Wagner then imposed the only sentence available for the murder charge— the remainder of his life spent in prison with no prospect of release. He also sentenced Moreland to the 50 years on the second count.
For nearly three years, Moreland was the “unknown man” in Roberts’ murder. Investigators had DNA and the fingerprint but no one to match them to. That changed in 2011 when Moreland became a suspect in the murder of 75-year-old Nina Whitney, who was strangled and stabbed in her home.
Moreland is charged in Jackson County and awaiting trial in that case. Before that, however, he still must face a rape charge in Cass County.
In September, a jury of seven men and five women needed only an hour and 20 minutes to find Moreland guilty of killing Roberts.
Investigators testified that Moreland interrupted Roberts, 30, in her Harrisonville home on Nov. 5, 2008, while she was putting together a “big boy” bed as a surprise for Carter while he child was at a baby sitter’s home.
In closing arguments, during the trial that led to Moreland’s conviction, Assistant Cass County Prosecutor Jamie Hunt contended Moreland acted with cool reflection.
“When Jeffrey Moreland arrived at Cara Roberts’ house,” Hunt said, “he knew that she was never coming out.”
On Monday in court, Matthews tearfully told how Moreland robbed her of seeing the joy in her daughter’s eyes when Roberts’ son opened presents on his birthday and on Christmas morning.

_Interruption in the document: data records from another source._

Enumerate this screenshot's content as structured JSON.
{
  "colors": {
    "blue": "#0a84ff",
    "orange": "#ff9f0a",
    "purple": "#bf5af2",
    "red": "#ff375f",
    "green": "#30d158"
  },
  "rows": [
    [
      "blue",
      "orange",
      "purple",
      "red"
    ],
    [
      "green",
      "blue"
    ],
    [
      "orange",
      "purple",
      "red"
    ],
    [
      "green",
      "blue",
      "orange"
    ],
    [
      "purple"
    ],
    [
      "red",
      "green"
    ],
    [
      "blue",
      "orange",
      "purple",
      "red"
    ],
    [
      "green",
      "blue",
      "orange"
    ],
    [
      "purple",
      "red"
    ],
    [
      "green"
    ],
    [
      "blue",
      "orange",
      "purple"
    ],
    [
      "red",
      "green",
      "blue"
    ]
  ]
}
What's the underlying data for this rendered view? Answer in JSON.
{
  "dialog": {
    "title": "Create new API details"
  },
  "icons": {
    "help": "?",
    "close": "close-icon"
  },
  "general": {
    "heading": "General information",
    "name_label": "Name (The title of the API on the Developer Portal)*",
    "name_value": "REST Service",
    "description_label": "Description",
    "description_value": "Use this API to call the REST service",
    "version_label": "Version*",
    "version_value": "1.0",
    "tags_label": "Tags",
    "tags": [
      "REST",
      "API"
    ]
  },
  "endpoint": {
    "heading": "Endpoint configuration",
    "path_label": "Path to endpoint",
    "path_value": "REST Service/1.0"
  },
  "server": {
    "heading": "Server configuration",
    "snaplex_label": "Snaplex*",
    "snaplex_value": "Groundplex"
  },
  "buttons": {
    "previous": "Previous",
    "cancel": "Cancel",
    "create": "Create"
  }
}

“Animals like this should not be able to commit crimes without receiving the full punishment allowed by law,” Matthews said.
After the sentencing, Roberts’ husband, Jeff Roberts, said he had thought a lot lately about what to someday tell Carter about what happened to his mother.
“But I don’t know yet,” he said.